Of course fashion must be new every season, but you can get away with being less new when you know how to cut a dress like Alber Elbaz.

A retailer friend tells me that Lanvin (which is sold in Chicago at several large department stores—plus Ikram, Neapolitan, and Barneys, to name just a few), is her best seller. Why is this so? The Lanvin DNA consists of pearls and ribbons and velvet—materials that can be very good (or very, very bad, depending on who is using them)—but the cuts are full of dignity, and accessible to various body types. How many tight leather leggings did I see on the runway this week? Too many.

A notable moment of the show was when three models walked consecutively in bright, leopard patterned dresses. Suddenly after that, things got very, very colorful (this included some fantastic shoes that looked like they were covered in Lite-Brite pegs). It was Elbaz throwing some spice into the pot, Emeril style. There was a touching burst of applause from the audience.

Timeless looks, a positive attitude about women and their various shapes, and the dignity that comes with that—these are the things will ensure that Lanvin sells like hotcakes even as the economy tanks.

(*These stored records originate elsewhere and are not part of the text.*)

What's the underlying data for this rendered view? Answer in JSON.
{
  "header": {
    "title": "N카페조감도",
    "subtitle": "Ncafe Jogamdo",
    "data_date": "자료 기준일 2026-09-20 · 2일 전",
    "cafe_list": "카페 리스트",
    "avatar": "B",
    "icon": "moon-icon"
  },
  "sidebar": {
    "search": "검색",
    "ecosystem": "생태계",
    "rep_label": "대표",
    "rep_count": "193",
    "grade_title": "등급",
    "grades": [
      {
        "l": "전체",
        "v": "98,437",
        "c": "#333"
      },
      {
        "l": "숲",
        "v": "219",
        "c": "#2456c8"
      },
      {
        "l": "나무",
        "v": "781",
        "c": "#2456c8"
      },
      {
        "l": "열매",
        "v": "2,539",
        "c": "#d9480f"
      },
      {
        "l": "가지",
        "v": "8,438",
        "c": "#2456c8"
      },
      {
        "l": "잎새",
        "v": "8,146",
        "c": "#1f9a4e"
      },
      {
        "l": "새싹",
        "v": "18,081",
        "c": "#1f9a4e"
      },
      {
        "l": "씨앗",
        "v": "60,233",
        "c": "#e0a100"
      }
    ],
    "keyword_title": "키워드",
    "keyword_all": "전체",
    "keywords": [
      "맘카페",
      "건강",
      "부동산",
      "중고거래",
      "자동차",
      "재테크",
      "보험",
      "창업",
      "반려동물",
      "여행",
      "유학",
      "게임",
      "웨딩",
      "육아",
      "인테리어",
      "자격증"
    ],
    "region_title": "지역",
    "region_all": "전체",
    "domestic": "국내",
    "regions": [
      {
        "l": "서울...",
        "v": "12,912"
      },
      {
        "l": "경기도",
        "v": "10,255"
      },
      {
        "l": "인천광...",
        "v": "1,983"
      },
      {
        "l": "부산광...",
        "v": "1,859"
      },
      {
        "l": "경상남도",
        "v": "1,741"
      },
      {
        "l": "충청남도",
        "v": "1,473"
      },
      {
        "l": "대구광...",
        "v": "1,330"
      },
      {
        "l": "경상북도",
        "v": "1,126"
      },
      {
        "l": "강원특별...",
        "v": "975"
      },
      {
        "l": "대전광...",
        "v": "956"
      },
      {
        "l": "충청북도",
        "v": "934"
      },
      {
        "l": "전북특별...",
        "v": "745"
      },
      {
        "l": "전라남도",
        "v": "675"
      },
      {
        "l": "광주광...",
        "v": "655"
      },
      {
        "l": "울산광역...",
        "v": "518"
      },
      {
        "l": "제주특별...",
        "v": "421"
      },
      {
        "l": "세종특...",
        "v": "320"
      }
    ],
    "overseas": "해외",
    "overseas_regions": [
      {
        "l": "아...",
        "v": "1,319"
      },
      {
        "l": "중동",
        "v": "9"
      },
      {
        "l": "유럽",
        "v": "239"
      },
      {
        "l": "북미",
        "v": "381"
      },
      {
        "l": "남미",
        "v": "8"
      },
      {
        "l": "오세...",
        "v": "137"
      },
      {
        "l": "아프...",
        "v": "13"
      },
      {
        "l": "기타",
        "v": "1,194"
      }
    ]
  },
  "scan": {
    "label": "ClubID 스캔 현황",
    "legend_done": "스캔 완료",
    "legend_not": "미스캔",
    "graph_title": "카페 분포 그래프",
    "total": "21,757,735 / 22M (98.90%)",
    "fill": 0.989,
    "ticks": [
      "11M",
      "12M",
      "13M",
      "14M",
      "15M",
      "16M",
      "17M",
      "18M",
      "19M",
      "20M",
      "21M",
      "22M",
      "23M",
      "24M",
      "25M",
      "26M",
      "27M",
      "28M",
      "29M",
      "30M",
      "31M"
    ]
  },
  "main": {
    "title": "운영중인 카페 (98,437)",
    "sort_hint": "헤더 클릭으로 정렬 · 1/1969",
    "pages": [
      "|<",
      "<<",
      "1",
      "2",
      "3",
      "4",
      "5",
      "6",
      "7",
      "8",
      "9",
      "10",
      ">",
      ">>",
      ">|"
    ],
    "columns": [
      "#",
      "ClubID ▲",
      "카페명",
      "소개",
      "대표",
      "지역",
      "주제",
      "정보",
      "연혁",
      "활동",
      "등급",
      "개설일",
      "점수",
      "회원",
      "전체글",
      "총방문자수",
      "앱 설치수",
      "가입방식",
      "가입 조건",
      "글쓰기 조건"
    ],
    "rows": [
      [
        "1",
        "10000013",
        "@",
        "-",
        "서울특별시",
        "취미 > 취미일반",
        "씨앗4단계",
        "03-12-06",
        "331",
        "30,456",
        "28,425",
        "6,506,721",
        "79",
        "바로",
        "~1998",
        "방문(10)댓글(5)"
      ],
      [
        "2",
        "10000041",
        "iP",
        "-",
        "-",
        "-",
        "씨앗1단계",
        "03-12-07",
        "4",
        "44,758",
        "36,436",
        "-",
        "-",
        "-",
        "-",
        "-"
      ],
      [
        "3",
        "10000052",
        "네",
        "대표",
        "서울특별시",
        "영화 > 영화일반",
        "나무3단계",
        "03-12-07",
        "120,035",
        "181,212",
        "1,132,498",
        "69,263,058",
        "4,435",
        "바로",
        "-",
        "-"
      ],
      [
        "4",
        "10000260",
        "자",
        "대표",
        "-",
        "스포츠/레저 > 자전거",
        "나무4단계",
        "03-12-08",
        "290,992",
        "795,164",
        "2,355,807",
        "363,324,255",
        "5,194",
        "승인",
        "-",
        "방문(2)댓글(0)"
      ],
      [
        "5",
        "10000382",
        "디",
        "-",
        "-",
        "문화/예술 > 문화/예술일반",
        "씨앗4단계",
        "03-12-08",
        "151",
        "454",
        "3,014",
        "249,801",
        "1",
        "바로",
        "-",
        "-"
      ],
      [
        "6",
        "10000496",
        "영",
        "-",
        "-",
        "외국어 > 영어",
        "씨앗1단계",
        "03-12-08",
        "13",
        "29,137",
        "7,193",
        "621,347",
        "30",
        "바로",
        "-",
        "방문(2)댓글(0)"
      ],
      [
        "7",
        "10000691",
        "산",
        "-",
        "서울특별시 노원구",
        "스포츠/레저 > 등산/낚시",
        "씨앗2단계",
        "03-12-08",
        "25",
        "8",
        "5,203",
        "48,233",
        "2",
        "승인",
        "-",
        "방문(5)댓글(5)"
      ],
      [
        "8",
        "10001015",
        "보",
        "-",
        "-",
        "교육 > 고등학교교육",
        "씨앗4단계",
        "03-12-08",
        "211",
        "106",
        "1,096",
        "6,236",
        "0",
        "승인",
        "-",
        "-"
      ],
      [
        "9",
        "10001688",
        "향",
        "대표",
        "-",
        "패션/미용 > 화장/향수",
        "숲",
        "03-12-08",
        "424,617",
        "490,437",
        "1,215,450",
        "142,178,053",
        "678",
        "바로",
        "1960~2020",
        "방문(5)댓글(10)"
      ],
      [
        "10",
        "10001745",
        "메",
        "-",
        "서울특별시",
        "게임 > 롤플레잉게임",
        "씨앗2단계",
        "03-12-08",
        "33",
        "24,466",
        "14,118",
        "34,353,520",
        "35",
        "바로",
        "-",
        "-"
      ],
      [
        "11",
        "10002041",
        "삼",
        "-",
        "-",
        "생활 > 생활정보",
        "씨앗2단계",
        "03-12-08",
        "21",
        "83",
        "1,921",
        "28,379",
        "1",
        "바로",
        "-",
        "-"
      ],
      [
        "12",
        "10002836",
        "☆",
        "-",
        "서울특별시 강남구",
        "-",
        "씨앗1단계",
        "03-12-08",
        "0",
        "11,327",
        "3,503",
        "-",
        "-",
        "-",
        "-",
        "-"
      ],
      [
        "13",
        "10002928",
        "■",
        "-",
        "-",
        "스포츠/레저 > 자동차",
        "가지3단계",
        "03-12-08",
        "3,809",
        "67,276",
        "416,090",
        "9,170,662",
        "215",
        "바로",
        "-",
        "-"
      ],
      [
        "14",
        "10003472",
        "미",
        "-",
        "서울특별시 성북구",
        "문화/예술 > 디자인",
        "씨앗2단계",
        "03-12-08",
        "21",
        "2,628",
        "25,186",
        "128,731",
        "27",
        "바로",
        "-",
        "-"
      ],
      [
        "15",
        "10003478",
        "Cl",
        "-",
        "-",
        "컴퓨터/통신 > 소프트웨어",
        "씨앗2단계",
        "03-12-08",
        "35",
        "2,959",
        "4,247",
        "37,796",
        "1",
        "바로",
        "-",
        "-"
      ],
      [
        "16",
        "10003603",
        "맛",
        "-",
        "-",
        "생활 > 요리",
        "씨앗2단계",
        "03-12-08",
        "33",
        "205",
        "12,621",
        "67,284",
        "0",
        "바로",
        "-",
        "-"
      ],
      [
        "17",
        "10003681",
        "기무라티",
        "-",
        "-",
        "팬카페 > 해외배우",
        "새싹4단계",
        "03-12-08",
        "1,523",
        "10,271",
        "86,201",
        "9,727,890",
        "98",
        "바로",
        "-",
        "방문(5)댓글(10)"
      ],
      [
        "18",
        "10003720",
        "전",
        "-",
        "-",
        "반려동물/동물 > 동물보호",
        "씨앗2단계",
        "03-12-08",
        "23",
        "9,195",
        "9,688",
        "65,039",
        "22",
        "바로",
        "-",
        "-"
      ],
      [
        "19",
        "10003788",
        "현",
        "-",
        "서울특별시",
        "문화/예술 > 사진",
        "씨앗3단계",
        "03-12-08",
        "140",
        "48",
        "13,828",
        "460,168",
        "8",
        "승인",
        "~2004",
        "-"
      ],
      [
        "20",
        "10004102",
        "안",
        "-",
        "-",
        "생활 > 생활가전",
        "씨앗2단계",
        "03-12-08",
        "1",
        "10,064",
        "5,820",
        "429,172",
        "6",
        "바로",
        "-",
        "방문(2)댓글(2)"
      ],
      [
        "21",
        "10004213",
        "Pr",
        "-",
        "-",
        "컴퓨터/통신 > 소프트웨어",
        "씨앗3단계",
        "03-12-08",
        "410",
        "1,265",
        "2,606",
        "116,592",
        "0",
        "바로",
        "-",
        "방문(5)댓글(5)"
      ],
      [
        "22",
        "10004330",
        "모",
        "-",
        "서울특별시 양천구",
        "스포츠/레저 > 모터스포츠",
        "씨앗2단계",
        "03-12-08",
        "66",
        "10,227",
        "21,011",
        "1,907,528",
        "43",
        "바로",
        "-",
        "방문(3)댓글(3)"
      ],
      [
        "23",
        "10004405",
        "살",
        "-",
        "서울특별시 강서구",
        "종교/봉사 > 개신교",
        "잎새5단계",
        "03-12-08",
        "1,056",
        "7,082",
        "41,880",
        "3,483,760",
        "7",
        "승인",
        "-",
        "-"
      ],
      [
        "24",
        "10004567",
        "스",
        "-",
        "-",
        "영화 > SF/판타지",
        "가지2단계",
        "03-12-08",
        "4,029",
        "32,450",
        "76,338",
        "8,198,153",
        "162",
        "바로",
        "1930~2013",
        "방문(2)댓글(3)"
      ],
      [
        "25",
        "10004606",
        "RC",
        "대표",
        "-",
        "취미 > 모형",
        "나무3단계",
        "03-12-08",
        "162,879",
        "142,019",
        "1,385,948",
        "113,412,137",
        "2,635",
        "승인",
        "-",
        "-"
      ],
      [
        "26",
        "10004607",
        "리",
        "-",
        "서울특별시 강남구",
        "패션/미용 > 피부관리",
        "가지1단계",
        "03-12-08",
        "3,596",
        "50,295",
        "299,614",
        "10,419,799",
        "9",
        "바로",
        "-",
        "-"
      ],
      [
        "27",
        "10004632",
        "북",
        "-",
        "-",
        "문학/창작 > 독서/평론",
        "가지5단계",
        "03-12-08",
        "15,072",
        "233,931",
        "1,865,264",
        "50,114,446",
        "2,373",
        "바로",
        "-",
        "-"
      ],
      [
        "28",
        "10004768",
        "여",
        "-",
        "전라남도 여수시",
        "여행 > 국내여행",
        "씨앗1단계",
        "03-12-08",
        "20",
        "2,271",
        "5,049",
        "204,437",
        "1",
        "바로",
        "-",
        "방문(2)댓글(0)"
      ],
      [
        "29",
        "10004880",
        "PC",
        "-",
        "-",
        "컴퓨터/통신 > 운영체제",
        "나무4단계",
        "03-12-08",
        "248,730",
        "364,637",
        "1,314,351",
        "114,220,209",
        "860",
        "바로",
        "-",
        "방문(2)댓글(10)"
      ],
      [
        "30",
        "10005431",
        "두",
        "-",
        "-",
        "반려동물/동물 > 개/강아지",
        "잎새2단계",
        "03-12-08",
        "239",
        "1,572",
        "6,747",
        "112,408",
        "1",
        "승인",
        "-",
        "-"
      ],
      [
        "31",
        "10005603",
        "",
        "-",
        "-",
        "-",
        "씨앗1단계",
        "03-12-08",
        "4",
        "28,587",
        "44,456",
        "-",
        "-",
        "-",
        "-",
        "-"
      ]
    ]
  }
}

And also that women will feel as good as the disco music Elbaz always favors for his finale.